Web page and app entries
···

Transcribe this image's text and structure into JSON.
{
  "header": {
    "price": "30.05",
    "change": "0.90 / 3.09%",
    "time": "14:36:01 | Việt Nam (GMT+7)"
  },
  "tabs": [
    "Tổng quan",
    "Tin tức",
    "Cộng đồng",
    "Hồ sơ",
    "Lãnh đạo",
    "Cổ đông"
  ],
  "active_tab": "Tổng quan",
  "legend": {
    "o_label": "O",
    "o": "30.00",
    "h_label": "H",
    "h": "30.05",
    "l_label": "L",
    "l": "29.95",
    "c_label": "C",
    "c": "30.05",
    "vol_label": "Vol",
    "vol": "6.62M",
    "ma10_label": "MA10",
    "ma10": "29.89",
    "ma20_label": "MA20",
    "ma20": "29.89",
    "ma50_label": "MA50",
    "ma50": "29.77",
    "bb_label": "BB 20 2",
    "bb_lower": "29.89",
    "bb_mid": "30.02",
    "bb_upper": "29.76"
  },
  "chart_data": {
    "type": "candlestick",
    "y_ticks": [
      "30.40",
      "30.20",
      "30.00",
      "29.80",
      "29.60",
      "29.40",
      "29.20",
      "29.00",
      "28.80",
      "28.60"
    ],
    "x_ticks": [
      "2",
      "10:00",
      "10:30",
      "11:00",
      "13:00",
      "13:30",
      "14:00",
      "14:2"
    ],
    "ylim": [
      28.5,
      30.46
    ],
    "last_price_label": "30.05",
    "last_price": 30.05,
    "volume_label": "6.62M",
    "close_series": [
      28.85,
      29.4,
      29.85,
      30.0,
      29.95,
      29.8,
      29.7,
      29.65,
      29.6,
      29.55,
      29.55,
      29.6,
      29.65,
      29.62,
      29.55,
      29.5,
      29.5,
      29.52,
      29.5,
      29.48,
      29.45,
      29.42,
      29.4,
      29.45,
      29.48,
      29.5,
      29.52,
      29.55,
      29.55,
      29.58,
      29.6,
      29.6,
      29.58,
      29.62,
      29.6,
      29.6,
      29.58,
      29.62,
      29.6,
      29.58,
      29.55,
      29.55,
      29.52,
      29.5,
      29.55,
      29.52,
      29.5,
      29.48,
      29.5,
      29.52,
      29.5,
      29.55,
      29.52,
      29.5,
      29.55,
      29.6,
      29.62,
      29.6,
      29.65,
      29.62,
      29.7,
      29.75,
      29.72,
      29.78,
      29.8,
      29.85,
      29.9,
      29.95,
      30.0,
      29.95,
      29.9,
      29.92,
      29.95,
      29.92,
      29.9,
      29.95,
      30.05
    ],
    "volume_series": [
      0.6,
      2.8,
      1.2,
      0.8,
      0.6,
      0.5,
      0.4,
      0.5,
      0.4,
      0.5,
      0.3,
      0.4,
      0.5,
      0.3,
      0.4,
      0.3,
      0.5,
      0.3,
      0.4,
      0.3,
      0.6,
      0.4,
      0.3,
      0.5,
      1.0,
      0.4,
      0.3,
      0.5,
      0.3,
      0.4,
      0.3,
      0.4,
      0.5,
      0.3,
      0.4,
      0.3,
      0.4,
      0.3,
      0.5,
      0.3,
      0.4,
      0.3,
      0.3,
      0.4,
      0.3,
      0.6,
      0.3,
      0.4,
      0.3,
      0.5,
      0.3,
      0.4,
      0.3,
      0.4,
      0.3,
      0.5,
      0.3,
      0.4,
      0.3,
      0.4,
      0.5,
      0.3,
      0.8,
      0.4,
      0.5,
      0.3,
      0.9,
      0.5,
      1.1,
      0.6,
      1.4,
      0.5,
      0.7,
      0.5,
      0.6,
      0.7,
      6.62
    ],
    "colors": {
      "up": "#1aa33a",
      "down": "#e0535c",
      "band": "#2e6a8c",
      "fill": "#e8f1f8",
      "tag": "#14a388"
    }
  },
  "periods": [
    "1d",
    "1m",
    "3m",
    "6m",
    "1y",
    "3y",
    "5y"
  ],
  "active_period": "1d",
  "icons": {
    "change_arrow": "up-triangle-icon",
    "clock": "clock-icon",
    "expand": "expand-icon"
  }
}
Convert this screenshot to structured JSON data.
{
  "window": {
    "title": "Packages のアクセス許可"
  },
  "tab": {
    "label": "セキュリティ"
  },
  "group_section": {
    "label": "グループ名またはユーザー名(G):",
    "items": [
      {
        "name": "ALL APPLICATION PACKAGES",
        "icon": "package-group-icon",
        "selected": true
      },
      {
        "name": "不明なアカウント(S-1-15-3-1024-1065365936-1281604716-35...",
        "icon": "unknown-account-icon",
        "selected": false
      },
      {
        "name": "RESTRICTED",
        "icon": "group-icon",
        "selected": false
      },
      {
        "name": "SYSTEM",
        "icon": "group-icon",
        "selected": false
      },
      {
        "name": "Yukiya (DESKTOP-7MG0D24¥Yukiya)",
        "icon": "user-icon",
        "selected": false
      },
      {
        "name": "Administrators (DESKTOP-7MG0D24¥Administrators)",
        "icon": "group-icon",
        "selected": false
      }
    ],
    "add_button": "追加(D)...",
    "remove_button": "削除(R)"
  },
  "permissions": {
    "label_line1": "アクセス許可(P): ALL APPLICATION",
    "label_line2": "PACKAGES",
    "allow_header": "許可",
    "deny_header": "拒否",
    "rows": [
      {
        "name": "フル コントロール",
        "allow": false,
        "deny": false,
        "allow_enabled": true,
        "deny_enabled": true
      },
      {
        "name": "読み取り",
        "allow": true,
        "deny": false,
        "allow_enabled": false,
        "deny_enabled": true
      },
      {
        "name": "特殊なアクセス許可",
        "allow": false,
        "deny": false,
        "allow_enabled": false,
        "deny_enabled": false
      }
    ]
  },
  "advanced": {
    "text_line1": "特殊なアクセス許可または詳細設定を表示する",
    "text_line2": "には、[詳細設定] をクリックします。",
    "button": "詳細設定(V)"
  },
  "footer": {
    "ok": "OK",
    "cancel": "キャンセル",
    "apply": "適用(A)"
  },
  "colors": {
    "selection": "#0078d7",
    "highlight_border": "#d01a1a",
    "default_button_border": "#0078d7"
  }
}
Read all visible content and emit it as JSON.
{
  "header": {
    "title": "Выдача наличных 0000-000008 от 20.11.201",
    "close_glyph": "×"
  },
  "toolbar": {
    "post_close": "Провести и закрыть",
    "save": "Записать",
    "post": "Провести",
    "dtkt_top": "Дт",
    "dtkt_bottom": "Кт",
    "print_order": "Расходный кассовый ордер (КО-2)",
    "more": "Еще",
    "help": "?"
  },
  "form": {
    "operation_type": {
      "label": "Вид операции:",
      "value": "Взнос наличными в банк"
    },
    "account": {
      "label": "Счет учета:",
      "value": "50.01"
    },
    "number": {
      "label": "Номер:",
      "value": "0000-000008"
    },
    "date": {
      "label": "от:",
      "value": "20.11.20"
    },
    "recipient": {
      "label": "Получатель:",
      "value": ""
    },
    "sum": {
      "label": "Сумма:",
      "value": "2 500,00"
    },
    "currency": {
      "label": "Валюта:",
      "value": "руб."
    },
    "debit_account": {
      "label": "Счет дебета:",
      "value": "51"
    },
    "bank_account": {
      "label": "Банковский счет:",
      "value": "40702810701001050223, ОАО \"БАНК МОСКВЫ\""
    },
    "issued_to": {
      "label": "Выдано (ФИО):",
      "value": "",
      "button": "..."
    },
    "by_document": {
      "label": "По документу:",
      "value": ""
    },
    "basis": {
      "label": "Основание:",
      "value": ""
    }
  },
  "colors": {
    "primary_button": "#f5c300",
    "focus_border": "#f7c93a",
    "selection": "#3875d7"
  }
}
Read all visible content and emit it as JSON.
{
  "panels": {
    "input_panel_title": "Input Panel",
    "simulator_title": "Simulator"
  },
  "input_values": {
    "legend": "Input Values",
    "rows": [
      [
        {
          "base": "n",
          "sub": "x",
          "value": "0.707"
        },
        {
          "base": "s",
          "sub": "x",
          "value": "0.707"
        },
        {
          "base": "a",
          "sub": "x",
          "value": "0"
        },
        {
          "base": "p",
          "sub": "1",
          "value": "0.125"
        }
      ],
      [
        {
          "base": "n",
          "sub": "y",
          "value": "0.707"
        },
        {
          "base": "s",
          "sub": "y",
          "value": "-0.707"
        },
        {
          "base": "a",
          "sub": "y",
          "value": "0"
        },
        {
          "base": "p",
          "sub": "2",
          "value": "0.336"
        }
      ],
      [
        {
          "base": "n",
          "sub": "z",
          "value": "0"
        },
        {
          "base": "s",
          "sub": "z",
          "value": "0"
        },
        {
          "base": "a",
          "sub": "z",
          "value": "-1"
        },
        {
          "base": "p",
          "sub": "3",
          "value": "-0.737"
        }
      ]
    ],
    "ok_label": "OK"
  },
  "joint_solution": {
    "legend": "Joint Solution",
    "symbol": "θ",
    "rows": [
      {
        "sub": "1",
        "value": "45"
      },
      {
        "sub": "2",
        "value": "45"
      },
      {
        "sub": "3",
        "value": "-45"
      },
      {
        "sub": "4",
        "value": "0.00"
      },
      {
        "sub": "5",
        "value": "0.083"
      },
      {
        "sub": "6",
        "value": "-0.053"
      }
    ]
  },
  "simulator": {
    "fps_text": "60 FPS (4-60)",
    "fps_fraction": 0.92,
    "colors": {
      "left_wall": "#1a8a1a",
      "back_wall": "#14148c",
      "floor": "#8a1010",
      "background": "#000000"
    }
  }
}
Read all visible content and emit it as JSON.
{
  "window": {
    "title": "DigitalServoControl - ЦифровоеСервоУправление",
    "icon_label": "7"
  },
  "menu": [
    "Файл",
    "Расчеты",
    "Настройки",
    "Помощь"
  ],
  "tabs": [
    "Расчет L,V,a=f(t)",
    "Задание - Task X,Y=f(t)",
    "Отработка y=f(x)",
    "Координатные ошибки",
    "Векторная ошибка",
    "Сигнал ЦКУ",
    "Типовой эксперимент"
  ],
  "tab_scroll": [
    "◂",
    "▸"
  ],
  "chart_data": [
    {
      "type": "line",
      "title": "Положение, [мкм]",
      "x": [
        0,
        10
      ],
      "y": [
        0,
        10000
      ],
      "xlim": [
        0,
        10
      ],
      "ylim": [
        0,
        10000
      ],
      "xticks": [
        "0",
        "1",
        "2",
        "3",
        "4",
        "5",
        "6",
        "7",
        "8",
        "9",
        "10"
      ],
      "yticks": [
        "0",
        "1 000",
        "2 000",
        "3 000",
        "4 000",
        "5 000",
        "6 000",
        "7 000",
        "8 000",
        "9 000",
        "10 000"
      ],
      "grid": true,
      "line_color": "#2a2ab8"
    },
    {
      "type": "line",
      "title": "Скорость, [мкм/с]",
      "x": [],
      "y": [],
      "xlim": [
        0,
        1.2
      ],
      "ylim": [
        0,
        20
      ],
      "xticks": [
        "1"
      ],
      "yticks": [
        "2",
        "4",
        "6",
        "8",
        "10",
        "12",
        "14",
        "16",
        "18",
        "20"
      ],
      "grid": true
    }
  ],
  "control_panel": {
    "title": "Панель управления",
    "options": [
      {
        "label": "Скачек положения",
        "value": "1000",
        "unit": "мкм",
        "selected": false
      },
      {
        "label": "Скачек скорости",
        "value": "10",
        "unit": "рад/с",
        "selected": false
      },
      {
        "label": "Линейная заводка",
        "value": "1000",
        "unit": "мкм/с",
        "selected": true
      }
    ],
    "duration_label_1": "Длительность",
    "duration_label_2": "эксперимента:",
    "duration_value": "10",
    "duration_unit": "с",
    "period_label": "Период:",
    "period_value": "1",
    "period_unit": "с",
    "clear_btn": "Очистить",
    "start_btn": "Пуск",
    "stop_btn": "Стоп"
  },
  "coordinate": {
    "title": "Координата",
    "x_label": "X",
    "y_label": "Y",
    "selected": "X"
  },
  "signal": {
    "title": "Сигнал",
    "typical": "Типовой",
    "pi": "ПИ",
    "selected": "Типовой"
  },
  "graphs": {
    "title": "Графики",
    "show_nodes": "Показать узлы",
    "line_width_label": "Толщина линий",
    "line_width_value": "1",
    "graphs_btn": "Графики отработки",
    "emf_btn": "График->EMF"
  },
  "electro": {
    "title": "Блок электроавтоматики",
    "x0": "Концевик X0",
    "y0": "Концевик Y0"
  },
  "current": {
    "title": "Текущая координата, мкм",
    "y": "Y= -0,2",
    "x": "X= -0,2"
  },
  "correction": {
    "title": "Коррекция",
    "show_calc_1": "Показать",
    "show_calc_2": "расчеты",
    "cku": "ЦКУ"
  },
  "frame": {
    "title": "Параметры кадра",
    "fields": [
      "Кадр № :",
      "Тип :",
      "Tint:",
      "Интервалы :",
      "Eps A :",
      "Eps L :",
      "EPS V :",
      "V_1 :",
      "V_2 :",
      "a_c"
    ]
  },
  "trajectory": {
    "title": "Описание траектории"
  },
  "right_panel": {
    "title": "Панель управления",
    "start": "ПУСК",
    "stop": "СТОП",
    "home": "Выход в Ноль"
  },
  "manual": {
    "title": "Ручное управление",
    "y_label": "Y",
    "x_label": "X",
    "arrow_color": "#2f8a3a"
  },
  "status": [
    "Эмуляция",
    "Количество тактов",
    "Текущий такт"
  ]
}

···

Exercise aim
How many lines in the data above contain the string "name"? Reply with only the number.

Answer to this problem
9